Why today’s healthcare workers love podcasts
Podcasts are quickly becoming one of the most popular educational resources for healthcare professionals across all specialties.
Podcasts appeal to everyone, from a four-year-old enjoying a bedtime story to a neurologist listening to Dr. Theodore H. Schwartz discuss the latest advances in minimally invasive brain tumor surgery. The range of available content is overwhelming, yet listeners can easily search and find a podcast on a subject that interests them.
Digital podcasts are a rapidly growing media. In 2014, Apple reported 7 billion podcast downloads and streams since their inception in 2005. In 2018, that number had grown to 50 billion.

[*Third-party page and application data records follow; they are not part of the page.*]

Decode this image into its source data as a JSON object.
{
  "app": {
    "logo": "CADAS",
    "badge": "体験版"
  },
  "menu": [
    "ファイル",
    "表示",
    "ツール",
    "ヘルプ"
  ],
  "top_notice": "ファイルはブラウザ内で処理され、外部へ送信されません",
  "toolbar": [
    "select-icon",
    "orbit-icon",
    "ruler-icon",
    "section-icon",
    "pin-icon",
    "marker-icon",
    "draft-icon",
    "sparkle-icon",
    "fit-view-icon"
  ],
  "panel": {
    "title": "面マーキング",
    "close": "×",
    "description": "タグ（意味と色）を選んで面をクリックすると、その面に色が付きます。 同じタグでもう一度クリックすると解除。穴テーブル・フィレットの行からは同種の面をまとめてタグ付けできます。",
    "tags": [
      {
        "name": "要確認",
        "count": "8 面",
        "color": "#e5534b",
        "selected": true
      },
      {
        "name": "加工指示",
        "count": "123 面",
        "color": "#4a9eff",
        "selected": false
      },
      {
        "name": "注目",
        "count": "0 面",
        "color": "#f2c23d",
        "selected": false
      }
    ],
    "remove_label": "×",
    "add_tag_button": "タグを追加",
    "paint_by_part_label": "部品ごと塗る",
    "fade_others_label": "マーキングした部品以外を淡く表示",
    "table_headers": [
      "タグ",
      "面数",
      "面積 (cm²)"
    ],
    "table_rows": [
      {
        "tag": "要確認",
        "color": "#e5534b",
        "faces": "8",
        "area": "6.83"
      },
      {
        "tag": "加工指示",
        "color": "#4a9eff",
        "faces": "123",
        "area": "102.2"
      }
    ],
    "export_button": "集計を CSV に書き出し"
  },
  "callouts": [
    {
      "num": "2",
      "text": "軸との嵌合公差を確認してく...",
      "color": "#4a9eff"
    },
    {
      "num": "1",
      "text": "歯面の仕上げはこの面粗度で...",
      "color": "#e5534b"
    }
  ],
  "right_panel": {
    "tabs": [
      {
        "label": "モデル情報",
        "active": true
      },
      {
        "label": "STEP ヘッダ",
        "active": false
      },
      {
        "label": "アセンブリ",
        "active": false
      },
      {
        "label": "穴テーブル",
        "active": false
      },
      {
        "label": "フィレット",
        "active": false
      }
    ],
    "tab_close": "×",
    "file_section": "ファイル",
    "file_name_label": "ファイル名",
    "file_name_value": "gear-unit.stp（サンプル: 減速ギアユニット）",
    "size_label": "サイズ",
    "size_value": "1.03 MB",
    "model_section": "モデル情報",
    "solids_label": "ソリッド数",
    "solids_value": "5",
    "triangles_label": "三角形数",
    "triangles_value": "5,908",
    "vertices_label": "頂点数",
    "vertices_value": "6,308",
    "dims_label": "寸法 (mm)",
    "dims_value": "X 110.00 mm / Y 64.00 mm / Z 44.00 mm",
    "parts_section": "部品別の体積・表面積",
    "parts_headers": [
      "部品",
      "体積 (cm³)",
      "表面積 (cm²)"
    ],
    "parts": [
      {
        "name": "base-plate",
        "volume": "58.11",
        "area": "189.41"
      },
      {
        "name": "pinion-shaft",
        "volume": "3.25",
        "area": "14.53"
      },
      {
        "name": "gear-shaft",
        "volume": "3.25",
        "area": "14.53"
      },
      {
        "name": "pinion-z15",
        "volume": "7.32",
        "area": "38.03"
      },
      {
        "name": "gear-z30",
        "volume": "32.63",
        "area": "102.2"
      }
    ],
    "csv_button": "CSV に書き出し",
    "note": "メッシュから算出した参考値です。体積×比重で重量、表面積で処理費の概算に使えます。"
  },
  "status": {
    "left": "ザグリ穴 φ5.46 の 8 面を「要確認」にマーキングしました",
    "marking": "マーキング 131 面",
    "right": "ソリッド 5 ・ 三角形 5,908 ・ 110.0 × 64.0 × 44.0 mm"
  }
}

The appeal in podcasts lies in their ability to deliver technical and industry-specific information in an engaging and convenient way, which makes them highly suitable for doctors and healthcare workers. Most medical journals, such as Anesthesiology and Plastic and Reconstructive Surgery, now produce their own health podcasts and audio briefs.
Podcasts serve the medical community’s need for speed and quality
Medicare pays healthcare providers (HCPs) using a fee-for-service system, which means HCPs are compensated for the quantity of care they provide, not its quality. The Affordable Care Act created financial subsidies for providers who could reduce costs, a measure aimed at incentivizing HCPs and institutions to shift away from a quantity-based model toward a value-based model. Providers responded by creating accountable care organizations (ACOs), which are voluntary groups of HCPs and hospitals who coordinate the care they give to their Medicare patients, usually those with chronic diseases and disorders. Healthcare workers are a busy community. They are also well-informed. Nurses and doctors seek the most up-to-date and reliable information available, and they want to consume that information in a way that suits their lifestyles. That’s where podcasts excel. Podcasts offer the most cutting-edge opinions and practices in an accessible way. Listeners of podcasts can multitask while learning about a specific subject. Whether they’re walking the dog or driving to work, they are optimizing their time by listening to a podcast.
Kantar Media, a data insights and consulting company, conducted a survey focusing on the digital habits of healthcare professionals. Their 2019 Digital Insights survey found that 75% of healthcare professionals used their smartphones to listen to podcasts, which implies that they appreciate the convenience and speed of information delivery from digital podcasts. 44% used a computer to listen to a podcast, and 20% used a tablet.
Podcasts deliver cutting-edge educational information
Podcasts are often in the form of expert interviews, which means that listeners receive reliable information first-hand and are then free to draw their own conclusions. The most popular podcast publishers today are iHeartRadio and NPR. Both offer podcasts in the form of interviews, often with industry leaders who give their informed perspectives and opinions on in-depth subjects. Thus, the content is authentic, novel, and high quality.
Podcasts are a tool to help doctors in their patient interactions
Sara Berg, senior news writer for the AMA, observes that podcasts can help physicians manage tough conversations with patients, for example, in cases of chronic disease. Many podcasts discuss real patient and doctor experiences, describing the context and how the situation was handled. These podcasts offer analysis and solutions for the difficult daily conversations that must occur between healthcare professionals and patients.
Berg quotes Rajesh S. Mangrulkar, MD, associate dean for medical student education at the University of Michigan Medical School. Mangrulkar hosts the Podcast “AMA Doc Talk.” According to Mangrulkar, “There is no quick fix for chronic disease, but finding the right words to help a patient through this challenging and sometimes seemingly endless journey can help make the road smoother and even the outcomes better.”
Podcasts will continue to grow
The popularity of podcasts is clear, and there is still room to expand. Kantar’s 2019 Digital Insights survey showed that 36% of the healthcare professionals polled had listened to a podcast in the past 30 days. This finding implies that there’s an even bigger audience waiting to be tapped.
The statistics also imply that market space exists for additional podcasters to deliver their messages to healthcare professionals. So, whether you are looking to use podcasts to educate your healthcare industry audience or simply want to deliver a message in an effective, easily accessible way, podcasting is a proven channel that continues to expand its reach. Its usefulness is only just starting to be appreciated by many healthcare marketers.